TASK TO CARRY OUT: Take the data and return it in full. Change nothing.

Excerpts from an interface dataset
##############################
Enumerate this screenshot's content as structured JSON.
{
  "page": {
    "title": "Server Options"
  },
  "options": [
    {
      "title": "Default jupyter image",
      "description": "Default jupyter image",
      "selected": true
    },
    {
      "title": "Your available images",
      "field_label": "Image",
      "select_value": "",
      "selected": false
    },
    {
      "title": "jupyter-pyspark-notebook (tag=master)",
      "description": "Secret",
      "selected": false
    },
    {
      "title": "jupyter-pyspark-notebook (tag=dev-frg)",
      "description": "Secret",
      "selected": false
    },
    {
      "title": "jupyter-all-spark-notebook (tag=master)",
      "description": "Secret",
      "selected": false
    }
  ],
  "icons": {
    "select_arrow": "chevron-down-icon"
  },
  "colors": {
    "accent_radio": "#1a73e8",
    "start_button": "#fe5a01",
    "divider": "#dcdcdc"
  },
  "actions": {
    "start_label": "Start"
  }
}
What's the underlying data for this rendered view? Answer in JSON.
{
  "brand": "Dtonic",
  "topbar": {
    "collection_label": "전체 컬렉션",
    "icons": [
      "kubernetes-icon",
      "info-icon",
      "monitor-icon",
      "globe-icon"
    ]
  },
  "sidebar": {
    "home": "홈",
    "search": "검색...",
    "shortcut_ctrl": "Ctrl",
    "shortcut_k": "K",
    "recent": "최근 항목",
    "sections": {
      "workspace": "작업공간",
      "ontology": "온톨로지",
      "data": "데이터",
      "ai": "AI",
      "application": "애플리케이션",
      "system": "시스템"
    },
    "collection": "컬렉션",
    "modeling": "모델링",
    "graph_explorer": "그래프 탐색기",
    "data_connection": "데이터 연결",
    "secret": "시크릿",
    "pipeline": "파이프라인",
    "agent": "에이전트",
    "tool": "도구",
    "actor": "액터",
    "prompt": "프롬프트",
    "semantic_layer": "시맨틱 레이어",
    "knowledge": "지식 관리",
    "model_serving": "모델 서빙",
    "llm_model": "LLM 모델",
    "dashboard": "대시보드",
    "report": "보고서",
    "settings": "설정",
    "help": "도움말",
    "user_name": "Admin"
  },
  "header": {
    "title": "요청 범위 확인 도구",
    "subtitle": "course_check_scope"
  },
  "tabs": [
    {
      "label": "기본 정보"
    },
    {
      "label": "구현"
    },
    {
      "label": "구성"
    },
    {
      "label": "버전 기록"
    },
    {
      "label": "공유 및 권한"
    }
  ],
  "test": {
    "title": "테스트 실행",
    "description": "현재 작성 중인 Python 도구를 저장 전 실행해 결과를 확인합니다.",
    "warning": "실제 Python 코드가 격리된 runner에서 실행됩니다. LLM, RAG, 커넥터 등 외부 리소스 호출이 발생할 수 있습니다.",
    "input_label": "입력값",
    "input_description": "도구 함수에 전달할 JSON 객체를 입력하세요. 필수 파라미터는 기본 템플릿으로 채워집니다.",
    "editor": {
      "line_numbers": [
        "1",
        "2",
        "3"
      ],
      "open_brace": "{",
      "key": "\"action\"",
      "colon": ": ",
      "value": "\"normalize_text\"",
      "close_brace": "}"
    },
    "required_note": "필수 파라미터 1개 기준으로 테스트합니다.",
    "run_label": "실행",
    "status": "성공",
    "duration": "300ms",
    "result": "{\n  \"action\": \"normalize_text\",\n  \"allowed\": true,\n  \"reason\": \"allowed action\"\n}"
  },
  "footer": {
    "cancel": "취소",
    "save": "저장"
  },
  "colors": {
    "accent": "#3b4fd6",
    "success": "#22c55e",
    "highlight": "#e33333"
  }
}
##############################
WRITTEN REPLY:
Enumerate this screenshot's content as structured JSON.
{
  "page": {
    "title": "Server Options"
  },
  "options": [
    {
      "title": "Default jupyter image",
      "description": "Default jupyter image",
      "selected": true
    },
    {
      "title": "Your available images",
      "field_label": "Image",
      "select_value": "",
      "selected": false
    },
    {
      "title": "jupyter-pyspark-notebook (tag=master)",
      "description": "Secret",
      "selected": false
    },
    {
      "title": "jupyter-pyspark-notebook (tag=dev-frg)",
      "description": "Secret",
      "selected": false
    },
    {
      "title": "jupyter-all-spark-notebook (tag=master)",
      "description": "Secret",
      "selected": false
    }
  ],
  "icons": {
    "select_arrow": "chevron-down-icon"
  },
  "colors": {
    "accent_radio": "#1a73e8",
    "start_button": "#fe5a01",
    "divider": "#dcdcdc"
  },
  "actions": {
    "start_label": "Start"
  }
}
What's the underlying data for this rendered view? Answer in JSON.
{
  "brand": "Dtonic",
  "topbar": {
    "collection_label": "전체 컬렉션",
    "icons": [
      "kubernetes-icon",
      "info-icon",
      "monitor-icon",
      "globe-icon"
    ]
  },
  "sidebar": {
    "home": "홈",
    "search": "검색...",
    "shortcut_ctrl": "Ctrl",
    "shortcut_k": "K",
    "recent": "최근 항목",
    "sections": {
      "workspace": "작업공간",
      "ontology": "온톨로지",
      "data": "데이터",
      "ai": "AI",
      "application": "애플리케이션",
      "system": "시스템"
    },
    "collection": "컬렉션",
    "modeling": "모델링",
    "graph_explorer": "그래프 탐색기",
    "data_connection": "데이터 연결",
    "secret": "시크릿",
    "pipeline": "파이프라인",
    "agent": "에이전트",
    "tool": "도구",
    "actor": "액터",
    "prompt": "프롬프트",
    "semantic_layer": "시맨틱 레이어",
    "knowledge": "지식 관리",
    "model_serving": "모델 서빙",
    "llm_model": "LLM 모델",
    "dashboard": "대시보드",
    "report": "보고서",
    "settings": "설정",
    "help": "도움말",
    "user_name": "Admin"
  },
  "header": {
    "title": "요청 범위 확인 도구",
    "subtitle": "course_check_scope"
  },
  "tabs": [
    {
      "label": "기본 정보"
    },
    {
      "label": "구현"
    },
    {
      "label": "구성"
    },
    {
      "label": "버전 기록"
    },
    {
      "label": "공유 및 권한"
    }
  ],
  "test": {
    "title": "테스트 실행",
    "description": "현재 작성 중인 Python 도구를 저장 전 실행해 결과를 확인합니다.",
    "warning": "실제 Python 코드가 격리된 runner에서 실행됩니다. LLM, RAG, 커넥터 등 외부 리소스 호출이 발생할 수 있습니다.",
    "input_label": "입력값",
    "input_description": "도구 함수에 전달할 JSON 객체를 입력하세요. 필수 파라미터는 기본 템플릿으로 채워집니다.",
    "editor": {
      "line_numbers": [
        "1",
        "2",
        "3"
      ],
      "open_brace": "{",
      "key": "\"action\"",
      "colon": ": ",
      "value": "\"normalize_text\"",
      "close_brace": "}"
    },
    "required_note": "필수 파라미터 1개 기준으로 테스트합니다.",
    "run_label": "실행",
    "status": "성공",
    "duration": "300ms",
    "result": "{\n  \"action\": \"normalize_text\",\n  \"allowed\": true,\n  \"reason\": \"allowed action\"\n}"
  },
  "footer": {
    "cancel": "취소",
    "save": "저장"
  },
  "colors": {
    "accent": "#3b4fd6",
    "success": "#22c55e",
    "highlight": "#e33333"
  }
}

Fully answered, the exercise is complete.